In 2014, Coleman was sentenced to 30 years in federal prison on marijuana trafficking and money laundering charges plus an additional 30 consecutive years for a nonviolent firearms offense. The clemency petition argues that the sentence is excessive in an era of widespread cannabis policy reform, noting that Coleman has taken steps to rehabilitate himself and improve his life while behind bars.
“His effective life sentence is also inconsistent with recent reforms in law and policy, as well as a sea change in public opinion, all of which point away from incarcerating people like Mr. Coleman for non-violent drug offenses and toward a non-punitive approach to marijuana,” the petition reads. “Despite the injustice of his sentence, Mr. Coleman has worked hard on rehabilitation and self-improvement. His successful record while incarcerated, along with a strong support network of family and friends, make Mr. Coleman an ideal candidate for clemency relief from an excessive and unjust sentence.”

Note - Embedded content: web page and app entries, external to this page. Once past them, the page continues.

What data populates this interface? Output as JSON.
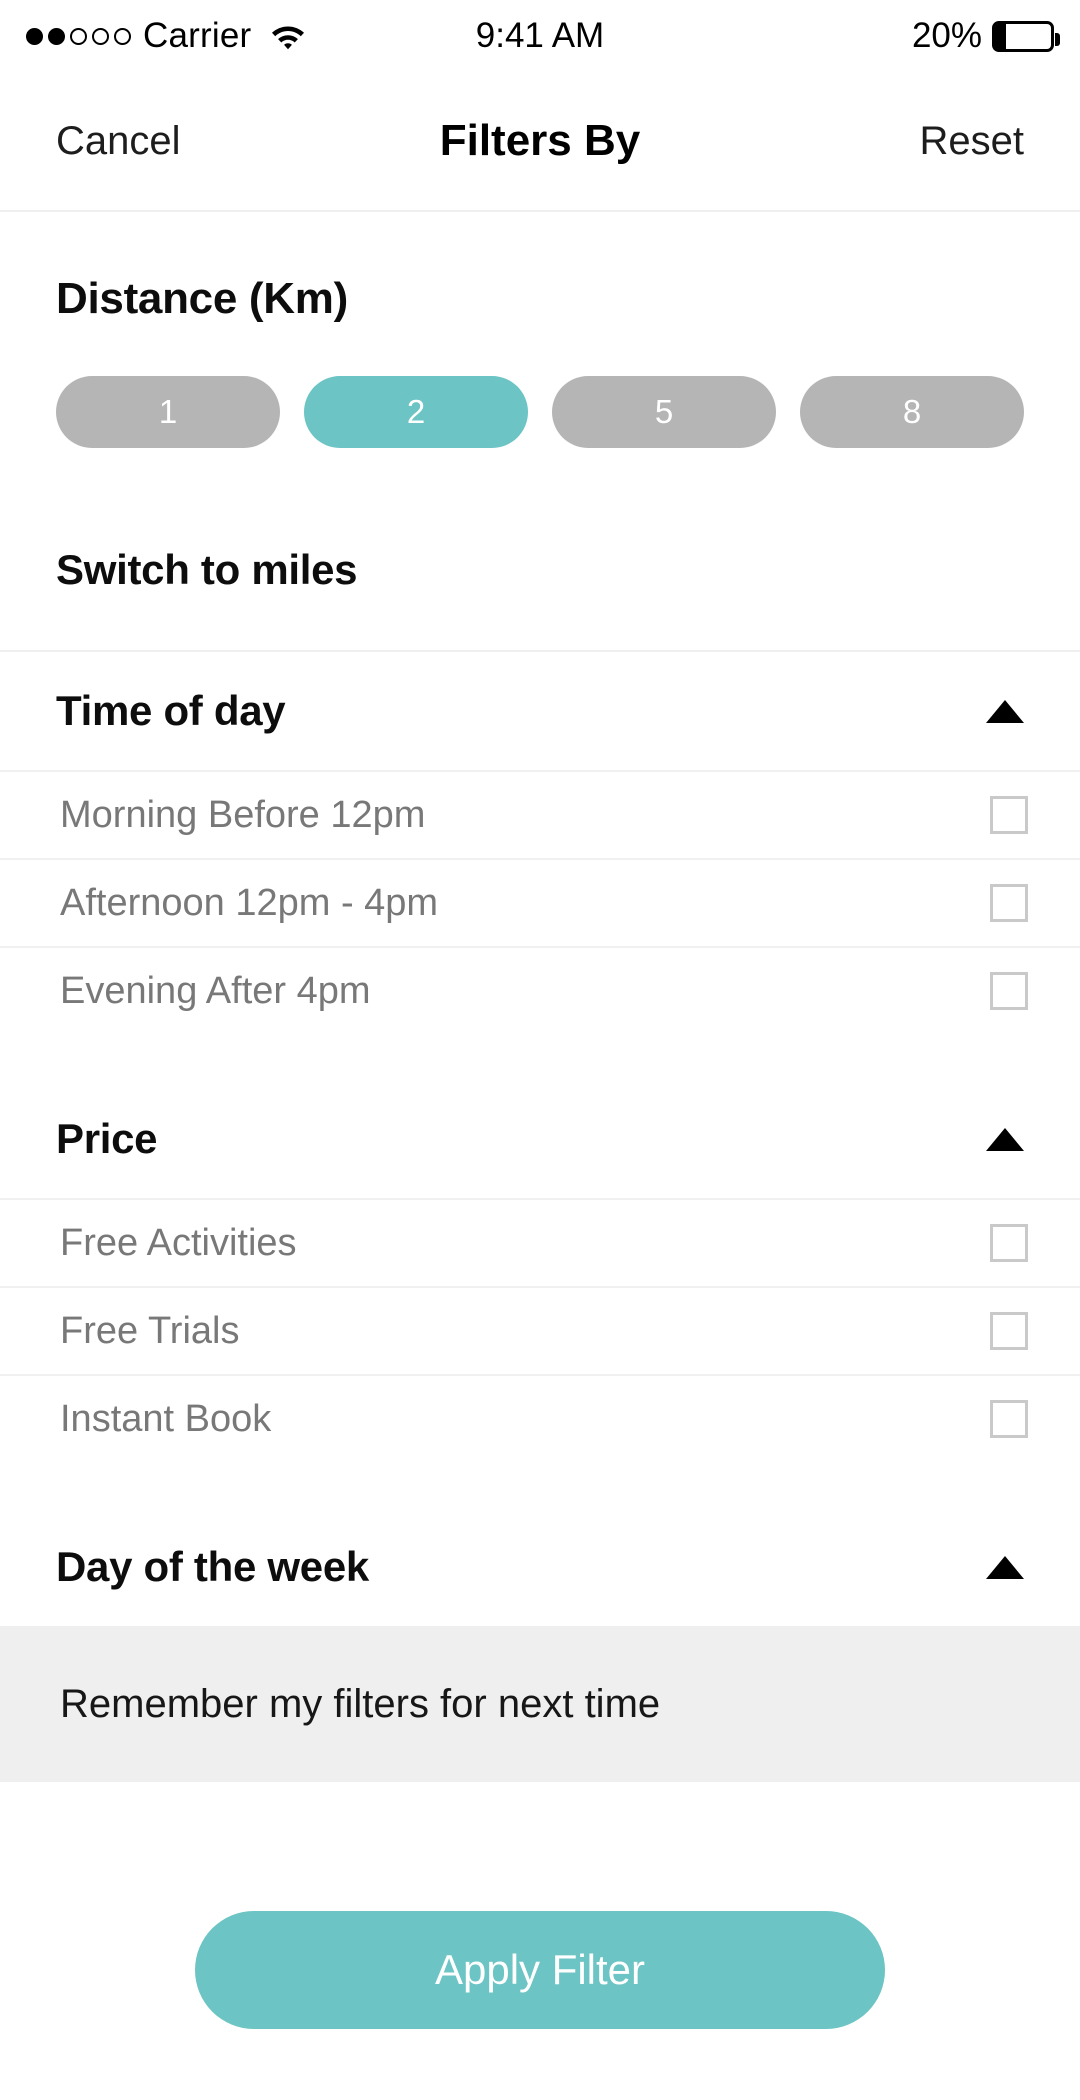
{
  "status_bar": {
    "signal_dots_total": 5,
    "signal_dots_filled": 2,
    "carrier": "Carrier",
    "wifi_icon": "wifi-icon",
    "time": "9:41 AM",
    "battery_percent": "20%",
    "battery_level": 20
  },
  "header": {
    "cancel_label": "Cancel",
    "title": "Filters By",
    "reset_label": "Reset"
  },
  "distance": {
    "title": "Distance (Km)",
    "options": [
      {
        "label": "1",
        "selected": false
      },
      {
        "label": "2",
        "selected": true
      },
      {
        "label": "5",
        "selected": false
      },
      {
        "label": "8",
        "selected": false
      }
    ],
    "switch_units_label": "Switch to miles"
  },
  "sections": [
    {
      "title": "Time of day",
      "expanded": true,
      "caret_icon": "caret-up-icon",
      "options": [
        {
          "label": "Morning Before 12pm",
          "checked": false
        },
        {
          "label": "Afternoon 12pm - 4pm",
          "checked": false
        },
        {
          "label": "Evening After 4pm",
          "checked": false
        }
      ]
    },
    {
      "title": "Price",
      "expanded": true,
      "caret_icon": "caret-up-icon",
      "options": [
        {
          "label": "Free Activities",
          "checked": false
        },
        {
          "label": "Free Trials",
          "checked": false
        },
        {
          "label": "Instant Book",
          "checked": false
        }
      ]
    },
    {
      "title": "Day of the week",
      "expanded": true,
      "caret_icon": "caret-up-icon",
      "options": []
    }
  ],
  "remember": {
    "label": "Remember my filters for next time"
  },
  "footer": {
    "apply_label": "Apply Filter"
  },
  "colors": {
    "accent_teal": "#6cc4c4",
    "pill_gray": "#b5b5b5",
    "banner_gray": "#efefef",
    "option_text": "#787878",
    "checkbox_border": "#c9c9c9",
    "divider": "#efefef"
  }
}
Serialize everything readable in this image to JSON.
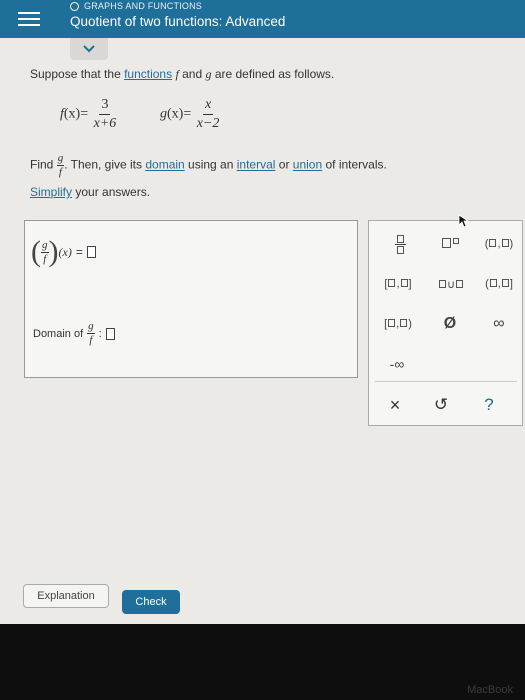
{
  "header": {
    "topic": "GRAPHS AND FUNCTIONS",
    "title": "Quotient of two functions: Advanced"
  },
  "prompt": {
    "intro_pre": "Suppose that the ",
    "intro_link": "functions",
    "intro_f": "f",
    "intro_and": " and ",
    "intro_g": "g",
    "intro_post": " are defined as follows.",
    "f_name": "f",
    "f_arg": "(x)=",
    "f_num": "3",
    "f_den": "x+6",
    "g_name": "g",
    "g_arg": "(x)=",
    "g_num": "x",
    "g_den": "x−2",
    "find_label": "Find",
    "find_num": "g",
    "find_den": "f",
    "find_then": ". Then, give its ",
    "domain_link": "domain",
    "using": " using an ",
    "interval_link": "interval",
    "or": " or ",
    "union_link": "union",
    "of_intervals": " of intervals.",
    "simplify_link": "Simplify",
    "simplify_rest": " your answers."
  },
  "answer": {
    "frac_num": "g",
    "frac_den": "f",
    "arg": "(x)",
    "equals": "=",
    "domain_label": "Domain of",
    "domain_num": "g",
    "domain_den": "f",
    "colon": ":"
  },
  "keypad": {
    "union": "∪",
    "empty_set": "Ø",
    "infinity": "∞",
    "neg_infinity": "-∞",
    "clear": "×",
    "undo": "↺",
    "help": "?"
  },
  "buttons": {
    "explanation": "Explanation",
    "check": "Check"
  },
  "brand": "MacBook",
  "colors": {
    "header": "#1f6f9b",
    "link": "#1f6f9b",
    "check_button": "#1f6f9b",
    "background": "#ebeae7"
  }
}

Luna applauded President Biden’s recent pardon of federal offenses for simple marijuana possession as “a historic event in criminal justice reform and an important first step toward correcting the lingering injustices of a national drug ban.” But he added that “additional work remains to be done, especially the release of those incarcerated for non-violent marijuana-related offenses at the federal level—including Parker Coleman.”
By granting clemency in this case, Luna said, “the President would further demonstrate his commitment to correcting injustices and his belief that America truly is the land of second chances.”
Clemency Petition Backed By Glass House Brands
The clemency petition is backed by California vertically integrated cannabis company Glass House Brands and the company’s chairman and CEO, Kyle Kazan, who has been working to secure Coleman’s release for more than a year. Kazan, who is also a former police officer and a Mission Green board member, is personally supporting Coleman’s clemency bid by guaranteeing mentorship, meaningful employment, and housing upon his release.
In a public statement, Kazan said that “while Glass House has had revenues well in excess of $100 million for cultivation, transportation and sales of marijuana while nobody in the company has served a day in jail for it, the juxtaposition between the legal business and prisoners like Parker Coleman is jarring.”
“It is a moral imperative for me to dedicate my time and resources to redress the absurd incongruities existing today at the twilight of marijuana prohibition,” he added.
Glass House President Graham Farrar says that “Parker is a cannabis POW.”
“It is crazy that he is locked in a cage for a 60-year sentence for a non-violent cannabis charge,” Farrar wrote in an email to High Times.
“The work that Weldon Angelos and Erik Luna are doing is amazing. I’m proud that Glass House and Kyle are a part of it,” he added. “As a former police officer, Kyle’s voice is a vital one in the fight for cannabis clemency for Parker as well as the 2,700 other federal non-violent Cannabis POWs currently in prison over a plant. It is time to end the war on cannabis and let our fellow Americans go free.”